In addition, every flat owner will be able to demand modernisation measures in future, provided they contribute to accessibility, e-mobility or burglary protection, or access to faster internet is achieved through them. In this case, however, he must bear the costs himself. Other flat owners who also want to benefit from this measure can be obliged to make a compensation payment.

2. more powers for the administrator

The administrator represents the WEG in external relations without limitation. Consequently, all contracts that he makes for the condominium owners’ association are also binding on it. Only in the internal relationship can the flat owners limit his power of representation.
The new WEG law also no longer provides for an explicit catalogue of duties for the administrator. Instead, he is now liable under §27 para. 1 No. 1 WEG is obliged to take all measures of minor importance. All previous duties of the administrator naturally continue to fall under this; in individual cases, especially in the case of larger administrative units, §27 para. 1 No. 1 WEG now defines the duties and powers of the administrator.
At the same time as the extended powers, however, the new WEG also introduces the certificate of competence for administrators in the WEG that has been desired for years. After a transitional period, as of December 2022 only the appointment of a certified administrator fulfils the standard example of proper administration of §19 para. 2 No. 6 WEG. Certification can be obtained in accordance with §26a WEG either through appropriate professional qualification or through examination at the IHK.

 

3. dismissal of the administrator

In its previous form, the WEG required an important reason for the dismissal of an administrator. This regulation is now no longer applicable, so that an administrator can now be dismissed without giving reasons. In this case, the administrator’s contract ends at the latest 6 months after the dismissal. In addition, the administrator can no longer challenge the dismissal in court.

4. quorum of owners’ meetings

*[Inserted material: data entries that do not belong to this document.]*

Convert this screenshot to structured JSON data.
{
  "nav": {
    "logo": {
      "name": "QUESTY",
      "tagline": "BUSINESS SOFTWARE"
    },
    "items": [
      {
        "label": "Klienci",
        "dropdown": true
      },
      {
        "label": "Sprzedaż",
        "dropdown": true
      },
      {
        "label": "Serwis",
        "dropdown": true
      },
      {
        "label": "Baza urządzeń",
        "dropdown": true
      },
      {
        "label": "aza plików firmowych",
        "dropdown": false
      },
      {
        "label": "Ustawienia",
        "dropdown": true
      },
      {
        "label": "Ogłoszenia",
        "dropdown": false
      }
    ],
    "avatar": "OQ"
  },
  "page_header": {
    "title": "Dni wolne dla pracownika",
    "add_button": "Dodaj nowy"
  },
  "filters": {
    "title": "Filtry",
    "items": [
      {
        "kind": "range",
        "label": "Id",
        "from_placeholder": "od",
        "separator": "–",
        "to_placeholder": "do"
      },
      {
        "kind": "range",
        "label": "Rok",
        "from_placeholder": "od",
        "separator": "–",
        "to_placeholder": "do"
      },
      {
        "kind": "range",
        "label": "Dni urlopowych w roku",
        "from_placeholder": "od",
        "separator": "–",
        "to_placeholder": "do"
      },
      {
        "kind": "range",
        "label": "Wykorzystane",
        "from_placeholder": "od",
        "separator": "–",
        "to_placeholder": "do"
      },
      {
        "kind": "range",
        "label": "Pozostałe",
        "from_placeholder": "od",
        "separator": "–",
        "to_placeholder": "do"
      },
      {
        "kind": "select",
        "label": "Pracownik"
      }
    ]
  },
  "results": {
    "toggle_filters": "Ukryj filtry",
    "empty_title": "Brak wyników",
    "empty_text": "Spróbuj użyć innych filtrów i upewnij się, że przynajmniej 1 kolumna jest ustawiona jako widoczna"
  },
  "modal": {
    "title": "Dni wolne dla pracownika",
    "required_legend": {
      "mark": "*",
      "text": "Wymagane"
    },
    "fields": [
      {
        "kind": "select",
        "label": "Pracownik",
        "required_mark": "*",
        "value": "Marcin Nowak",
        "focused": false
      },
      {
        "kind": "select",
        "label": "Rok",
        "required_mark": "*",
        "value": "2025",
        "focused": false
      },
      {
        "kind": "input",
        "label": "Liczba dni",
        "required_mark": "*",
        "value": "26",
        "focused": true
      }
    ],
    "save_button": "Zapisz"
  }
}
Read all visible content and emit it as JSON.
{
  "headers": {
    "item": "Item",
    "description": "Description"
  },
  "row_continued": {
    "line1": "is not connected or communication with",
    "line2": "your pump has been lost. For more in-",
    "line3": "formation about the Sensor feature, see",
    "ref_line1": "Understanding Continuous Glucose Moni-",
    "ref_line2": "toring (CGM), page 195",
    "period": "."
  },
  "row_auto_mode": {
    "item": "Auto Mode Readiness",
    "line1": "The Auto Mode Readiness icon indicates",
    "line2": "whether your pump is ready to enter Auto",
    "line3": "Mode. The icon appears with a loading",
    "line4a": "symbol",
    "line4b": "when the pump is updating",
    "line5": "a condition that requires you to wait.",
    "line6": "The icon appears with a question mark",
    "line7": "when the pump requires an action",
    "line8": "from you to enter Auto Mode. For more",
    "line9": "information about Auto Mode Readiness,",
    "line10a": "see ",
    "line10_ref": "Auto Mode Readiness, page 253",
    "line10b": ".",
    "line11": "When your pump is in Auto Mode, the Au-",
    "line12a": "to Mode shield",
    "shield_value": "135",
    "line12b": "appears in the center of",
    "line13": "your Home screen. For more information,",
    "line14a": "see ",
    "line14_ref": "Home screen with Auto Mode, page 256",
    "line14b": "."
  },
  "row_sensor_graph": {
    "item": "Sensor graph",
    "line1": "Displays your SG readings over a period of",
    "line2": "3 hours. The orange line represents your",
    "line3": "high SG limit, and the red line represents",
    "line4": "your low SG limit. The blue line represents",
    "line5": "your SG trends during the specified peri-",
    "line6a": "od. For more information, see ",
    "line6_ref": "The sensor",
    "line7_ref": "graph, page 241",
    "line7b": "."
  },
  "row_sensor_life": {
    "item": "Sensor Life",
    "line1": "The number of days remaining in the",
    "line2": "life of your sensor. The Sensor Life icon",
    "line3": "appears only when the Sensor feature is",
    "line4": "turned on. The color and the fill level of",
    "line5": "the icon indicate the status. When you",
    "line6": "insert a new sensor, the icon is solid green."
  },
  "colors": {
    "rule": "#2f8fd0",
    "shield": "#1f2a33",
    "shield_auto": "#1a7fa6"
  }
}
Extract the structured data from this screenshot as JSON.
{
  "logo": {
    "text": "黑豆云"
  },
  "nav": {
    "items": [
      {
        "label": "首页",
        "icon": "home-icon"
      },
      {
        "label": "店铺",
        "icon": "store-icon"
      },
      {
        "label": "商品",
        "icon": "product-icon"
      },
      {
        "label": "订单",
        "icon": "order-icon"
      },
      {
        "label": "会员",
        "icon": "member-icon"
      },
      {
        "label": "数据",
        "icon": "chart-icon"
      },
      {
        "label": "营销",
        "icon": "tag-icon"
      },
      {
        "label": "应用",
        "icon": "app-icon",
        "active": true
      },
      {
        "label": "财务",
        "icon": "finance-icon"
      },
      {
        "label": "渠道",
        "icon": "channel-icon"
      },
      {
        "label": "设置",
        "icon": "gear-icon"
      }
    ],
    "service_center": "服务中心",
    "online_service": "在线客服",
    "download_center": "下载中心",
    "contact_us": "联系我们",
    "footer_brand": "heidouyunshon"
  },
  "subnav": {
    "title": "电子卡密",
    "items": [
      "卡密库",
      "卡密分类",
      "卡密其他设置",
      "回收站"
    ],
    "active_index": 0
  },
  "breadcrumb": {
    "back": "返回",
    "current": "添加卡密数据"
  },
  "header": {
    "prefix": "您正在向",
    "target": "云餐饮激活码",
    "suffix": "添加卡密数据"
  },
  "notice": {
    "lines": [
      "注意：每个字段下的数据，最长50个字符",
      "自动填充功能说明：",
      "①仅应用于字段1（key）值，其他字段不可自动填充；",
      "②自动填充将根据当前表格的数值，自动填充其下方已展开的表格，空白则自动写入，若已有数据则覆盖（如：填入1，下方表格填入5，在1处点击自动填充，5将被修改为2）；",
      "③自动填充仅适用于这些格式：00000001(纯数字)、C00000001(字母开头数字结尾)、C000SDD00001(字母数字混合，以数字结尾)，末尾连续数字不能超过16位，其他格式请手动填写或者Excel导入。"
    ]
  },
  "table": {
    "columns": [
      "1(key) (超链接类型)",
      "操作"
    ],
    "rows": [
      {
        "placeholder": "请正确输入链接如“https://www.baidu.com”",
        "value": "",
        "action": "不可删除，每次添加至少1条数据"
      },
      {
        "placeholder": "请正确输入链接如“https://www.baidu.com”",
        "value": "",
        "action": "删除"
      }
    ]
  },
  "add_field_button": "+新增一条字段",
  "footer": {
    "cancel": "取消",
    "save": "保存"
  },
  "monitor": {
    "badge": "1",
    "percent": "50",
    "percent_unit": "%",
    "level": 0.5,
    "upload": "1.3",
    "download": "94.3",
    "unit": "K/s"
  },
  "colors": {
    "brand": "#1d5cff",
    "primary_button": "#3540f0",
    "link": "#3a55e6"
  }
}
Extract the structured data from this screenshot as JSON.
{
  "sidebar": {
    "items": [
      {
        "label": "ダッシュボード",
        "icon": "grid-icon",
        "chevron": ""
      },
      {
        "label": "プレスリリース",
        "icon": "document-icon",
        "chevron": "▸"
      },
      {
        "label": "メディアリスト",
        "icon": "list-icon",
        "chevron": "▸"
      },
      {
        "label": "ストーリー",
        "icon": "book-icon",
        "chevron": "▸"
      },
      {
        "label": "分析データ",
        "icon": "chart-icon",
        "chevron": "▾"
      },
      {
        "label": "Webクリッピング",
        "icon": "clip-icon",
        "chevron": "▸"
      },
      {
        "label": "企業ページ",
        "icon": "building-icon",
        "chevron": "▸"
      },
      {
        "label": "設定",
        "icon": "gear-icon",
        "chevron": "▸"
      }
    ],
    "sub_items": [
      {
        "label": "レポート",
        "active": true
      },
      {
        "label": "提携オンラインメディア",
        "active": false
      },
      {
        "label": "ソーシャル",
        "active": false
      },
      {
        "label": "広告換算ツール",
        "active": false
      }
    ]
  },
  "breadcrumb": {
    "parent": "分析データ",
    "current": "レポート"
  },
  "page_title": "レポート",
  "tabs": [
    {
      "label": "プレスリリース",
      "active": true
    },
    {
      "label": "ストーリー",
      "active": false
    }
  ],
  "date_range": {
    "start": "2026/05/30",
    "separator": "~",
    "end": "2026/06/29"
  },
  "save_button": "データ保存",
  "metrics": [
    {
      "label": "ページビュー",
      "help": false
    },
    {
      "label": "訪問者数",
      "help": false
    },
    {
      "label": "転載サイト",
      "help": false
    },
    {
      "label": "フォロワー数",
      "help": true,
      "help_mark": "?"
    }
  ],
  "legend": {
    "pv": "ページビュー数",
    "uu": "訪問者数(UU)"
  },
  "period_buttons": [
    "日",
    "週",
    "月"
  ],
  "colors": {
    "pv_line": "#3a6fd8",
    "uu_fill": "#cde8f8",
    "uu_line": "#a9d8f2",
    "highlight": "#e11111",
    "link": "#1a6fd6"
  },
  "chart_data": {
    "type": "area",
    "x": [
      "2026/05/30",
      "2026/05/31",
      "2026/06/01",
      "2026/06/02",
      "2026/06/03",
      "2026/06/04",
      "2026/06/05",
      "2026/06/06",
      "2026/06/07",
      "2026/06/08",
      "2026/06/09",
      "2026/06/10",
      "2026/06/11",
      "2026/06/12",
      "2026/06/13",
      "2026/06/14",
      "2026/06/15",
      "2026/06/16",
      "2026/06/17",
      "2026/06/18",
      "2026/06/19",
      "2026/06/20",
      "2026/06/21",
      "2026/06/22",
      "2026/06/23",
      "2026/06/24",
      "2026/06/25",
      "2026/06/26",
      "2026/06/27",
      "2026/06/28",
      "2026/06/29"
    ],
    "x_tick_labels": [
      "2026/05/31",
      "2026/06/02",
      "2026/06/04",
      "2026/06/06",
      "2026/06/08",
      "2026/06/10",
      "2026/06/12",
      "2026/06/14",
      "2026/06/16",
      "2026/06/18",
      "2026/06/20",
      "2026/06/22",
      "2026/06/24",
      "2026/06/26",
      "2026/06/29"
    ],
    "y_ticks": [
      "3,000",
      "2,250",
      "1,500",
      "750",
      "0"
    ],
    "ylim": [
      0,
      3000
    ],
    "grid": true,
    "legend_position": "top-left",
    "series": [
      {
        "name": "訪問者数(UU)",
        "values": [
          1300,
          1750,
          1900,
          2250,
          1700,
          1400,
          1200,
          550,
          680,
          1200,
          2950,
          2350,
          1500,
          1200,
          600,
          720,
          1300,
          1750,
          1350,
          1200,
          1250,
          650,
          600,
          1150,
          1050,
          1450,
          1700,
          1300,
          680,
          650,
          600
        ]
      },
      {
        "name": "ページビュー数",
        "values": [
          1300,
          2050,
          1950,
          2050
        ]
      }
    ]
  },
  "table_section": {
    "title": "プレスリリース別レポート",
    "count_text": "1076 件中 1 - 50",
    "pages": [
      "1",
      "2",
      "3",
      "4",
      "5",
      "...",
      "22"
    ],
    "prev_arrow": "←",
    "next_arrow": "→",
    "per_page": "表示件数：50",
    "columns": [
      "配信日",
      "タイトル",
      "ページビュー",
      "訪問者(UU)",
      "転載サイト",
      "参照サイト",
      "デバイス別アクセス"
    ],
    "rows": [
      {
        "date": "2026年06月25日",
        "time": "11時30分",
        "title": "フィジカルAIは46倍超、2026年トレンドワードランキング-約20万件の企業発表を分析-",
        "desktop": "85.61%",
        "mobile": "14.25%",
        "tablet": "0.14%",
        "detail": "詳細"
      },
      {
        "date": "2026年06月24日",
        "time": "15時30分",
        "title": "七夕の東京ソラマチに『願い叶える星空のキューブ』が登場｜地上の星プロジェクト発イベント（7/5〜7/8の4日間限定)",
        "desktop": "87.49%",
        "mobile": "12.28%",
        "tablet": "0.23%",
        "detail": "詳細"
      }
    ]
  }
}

Under the new WEG, owners’ meetings will in future always have a quorum; §25 WEG no longer provides for a quorum. However, owners’ meetings must be held in accordance with §24 para. 4 sentence 2 WEG, the meeting must be convened in future with a notice period of 3 weeks instead of 2 weeks.
Likewise, a simple majority will suffice for all resolutions in future. Here, each condominium owner continues to have one vote, regardless of how many condominium units are owned. However, it is possible to deviate from this regulation, so that previous deviating regulations thus remain effective. According to a new provision of §23 para. 1 sentence WEG, condominium owners will in future also be able to participate in owners’ meetings in electronic form.

5. financial management of the condominium owners’ association

The costs shall be allocated in accordance with §16 para. 2 sentence 1 WEG according to co-ownership shares. In deviation from this, however, a different distribution key can now be agreed. However, this cannot be agreed as a lump sum, but only with regard to individual costs and cost types, such as for maintenance measures.

For more information, please contact us!